↓
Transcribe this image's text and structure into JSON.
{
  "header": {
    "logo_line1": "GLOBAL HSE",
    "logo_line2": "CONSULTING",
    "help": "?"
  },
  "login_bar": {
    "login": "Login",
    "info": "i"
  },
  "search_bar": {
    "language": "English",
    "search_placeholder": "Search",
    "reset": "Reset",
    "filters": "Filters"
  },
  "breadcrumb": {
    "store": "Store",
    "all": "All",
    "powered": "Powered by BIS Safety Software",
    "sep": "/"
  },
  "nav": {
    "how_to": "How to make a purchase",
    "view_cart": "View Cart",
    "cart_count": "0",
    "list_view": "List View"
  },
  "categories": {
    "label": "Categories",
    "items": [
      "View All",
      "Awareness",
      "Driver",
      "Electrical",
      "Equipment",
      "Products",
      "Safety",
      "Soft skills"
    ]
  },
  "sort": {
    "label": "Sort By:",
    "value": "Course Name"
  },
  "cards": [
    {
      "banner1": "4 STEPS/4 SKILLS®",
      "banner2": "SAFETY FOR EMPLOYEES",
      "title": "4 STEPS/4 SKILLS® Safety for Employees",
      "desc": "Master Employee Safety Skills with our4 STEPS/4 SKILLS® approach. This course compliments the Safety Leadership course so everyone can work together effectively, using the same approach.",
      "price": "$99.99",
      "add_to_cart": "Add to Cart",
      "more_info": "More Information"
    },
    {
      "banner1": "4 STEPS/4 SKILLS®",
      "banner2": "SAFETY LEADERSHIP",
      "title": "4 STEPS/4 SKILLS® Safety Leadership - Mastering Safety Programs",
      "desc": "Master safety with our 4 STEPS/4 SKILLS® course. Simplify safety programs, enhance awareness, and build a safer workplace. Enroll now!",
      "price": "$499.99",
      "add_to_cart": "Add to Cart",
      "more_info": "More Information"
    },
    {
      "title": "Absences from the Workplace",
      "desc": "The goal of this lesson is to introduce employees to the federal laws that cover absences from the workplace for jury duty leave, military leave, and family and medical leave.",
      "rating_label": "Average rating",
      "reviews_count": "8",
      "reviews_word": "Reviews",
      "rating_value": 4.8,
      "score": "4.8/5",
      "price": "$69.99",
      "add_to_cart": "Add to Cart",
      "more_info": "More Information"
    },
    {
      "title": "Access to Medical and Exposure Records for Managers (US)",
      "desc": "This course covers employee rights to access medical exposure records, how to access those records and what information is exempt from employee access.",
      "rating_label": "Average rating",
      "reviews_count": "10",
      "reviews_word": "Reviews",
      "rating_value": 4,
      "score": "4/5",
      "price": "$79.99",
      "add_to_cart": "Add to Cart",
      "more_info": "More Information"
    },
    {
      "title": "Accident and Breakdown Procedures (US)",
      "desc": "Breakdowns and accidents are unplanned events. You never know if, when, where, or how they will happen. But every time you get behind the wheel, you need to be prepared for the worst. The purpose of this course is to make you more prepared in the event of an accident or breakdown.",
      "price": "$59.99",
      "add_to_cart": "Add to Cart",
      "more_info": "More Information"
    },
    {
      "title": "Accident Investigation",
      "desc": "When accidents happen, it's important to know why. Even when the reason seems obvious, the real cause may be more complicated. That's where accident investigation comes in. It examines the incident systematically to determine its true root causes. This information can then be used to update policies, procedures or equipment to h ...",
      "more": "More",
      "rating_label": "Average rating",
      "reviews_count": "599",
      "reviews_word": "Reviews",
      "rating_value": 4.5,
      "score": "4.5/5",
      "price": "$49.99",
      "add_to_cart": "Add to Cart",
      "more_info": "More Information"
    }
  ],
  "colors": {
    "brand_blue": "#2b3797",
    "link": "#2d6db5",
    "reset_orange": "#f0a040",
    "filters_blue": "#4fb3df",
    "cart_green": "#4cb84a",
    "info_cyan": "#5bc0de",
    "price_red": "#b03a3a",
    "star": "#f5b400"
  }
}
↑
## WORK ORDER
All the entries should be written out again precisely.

## EXPECTED ANSWER
Transcribe this image's text and structure into JSON.
{
  "header": {
    "logo_line1": "GLOBAL HSE",
    "logo_line2": "CONSULTING",
    "help": "?"
  },
  "login_bar": {
    "login": "Login",
    "info": "i"
  },
  "search_bar": {
    "language": "English",
    "search_placeholder": "Search",
    "reset": "Reset",
    "filters": "Filters"
  },
  "breadcrumb": {
    "store": "Store",
    "all": "All",
    "powered": "Powered by BIS Safety Software",
    "sep": "/"
  },
  "nav": {
    "how_to": "How to make a purchase",
    "view_cart": "View Cart",
    "cart_count": "0",
    "list_view": "List View"
  },
  "categories": {
    "label": "Categories",
    "items": [
      "View All",
      "Awareness",
      "Driver",
      "Electrical",
      "Equipment",
      "Products",
      "Safety",
      "Soft skills"
    ]
  },
  "sort": {
    "label": "Sort By:",
    "value": "Course Name"
  },
  "cards": [
    {
      "banner1": "4 STEPS/4 SKILLS®",
      "banner2": "SAFETY FOR EMPLOYEES",
      "title": "4 STEPS/4 SKILLS® Safety for Employees",
      "desc": "Master Employee Safety Skills with our4 STEPS/4 SKILLS® approach. This course compliments the Safety Leadership course so everyone can work together effectively, using the same approach.",
      "price": "$99.99",
      "add_to_cart": "Add to Cart",
      "more_info": "More Information"
    },
    {
      "banner1": "4 STEPS/4 SKILLS®",
      "banner2": "SAFETY LEADERSHIP",
      "title": "4 STEPS/4 SKILLS® Safety Leadership - Mastering Safety Programs",
      "desc": "Master safety with our 4 STEPS/4 SKILLS® course. Simplify safety programs, enhance awareness, and build a safer workplace. Enroll now!",
      "price": "$499.99",
      "add_to_cart": "Add to Cart",
      "more_info": "More Information"
    },
    {
      "title": "Absences from the Workplace",
      "desc": "The goal of this lesson is to introduce employees to the federal laws that cover absences from the workplace for jury duty leave, military leave, and family and medical leave.",
      "rating_label": "Average rating",
      "reviews_count": "8",
      "reviews_word": "Reviews",
      "rating_value": 4.8,
      "score": "4.8/5",
      "price": "$69.99",
      "add_to_cart": "Add to Cart",
      "more_info": "More Information"
    },
    {
      "title": "Access to Medical and Exposure Records for Managers (US)",
      "desc": "This course covers employee rights to access medical exposure records, how to access those records and what information is exempt from employee access.",
      "rating_label": "Average rating",
      "reviews_count": "10",
      "reviews_word": "Reviews",
      "rating_value": 4,
      "score": "4/5",
      "price": "$79.99",
      "add_to_cart": "Add to Cart",
      "more_info": "More Information"
    },
    {
      "title": "Accident and Breakdown Procedures (US)",
      "desc": "Breakdowns and accidents are unplanned events. You never know if, when, where, or how they will happen. But every time you get behind the wheel, you need to be prepared for the worst. The purpose of this course is to make you more prepared in the event of an accident or breakdown.",
      "price": "$59.99",
      "add_to_cart": "Add to Cart",
      "more_info": "More Information"
    },
    {
      "title": "Accident Investigation",
      "desc": "When accidents happen, it's important to know why. Even when the reason seems obvious, the real cause may be more complicated. That's where accident investigation comes in. It examines the incident systematically to determine its true root causes. This information can then be used to update policies, procedures or equipment to h ...",
      "more": "More",
      "rating_label": "Average rating",
      "reviews_count": "599",
      "reviews_word": "Reviews",
      "rating_value": 4.5,
      "score": "4.5/5",
      "price": "$49.99",
      "add_to_cart": "Add to Cart",
      "more_info": "More Information"
    }
  ],
  "colors": {
    "brand_blue": "#2b3797",
    "link": "#2d6db5",
    "reset_orange": "#f0a040",
    "filters_blue": "#4fb3df",
    "cart_green": "#4cb84a",
    "info_cyan": "#5bc0de",
    "price_red": "#b03a3a",
    "star": "#f5b400"
  }
}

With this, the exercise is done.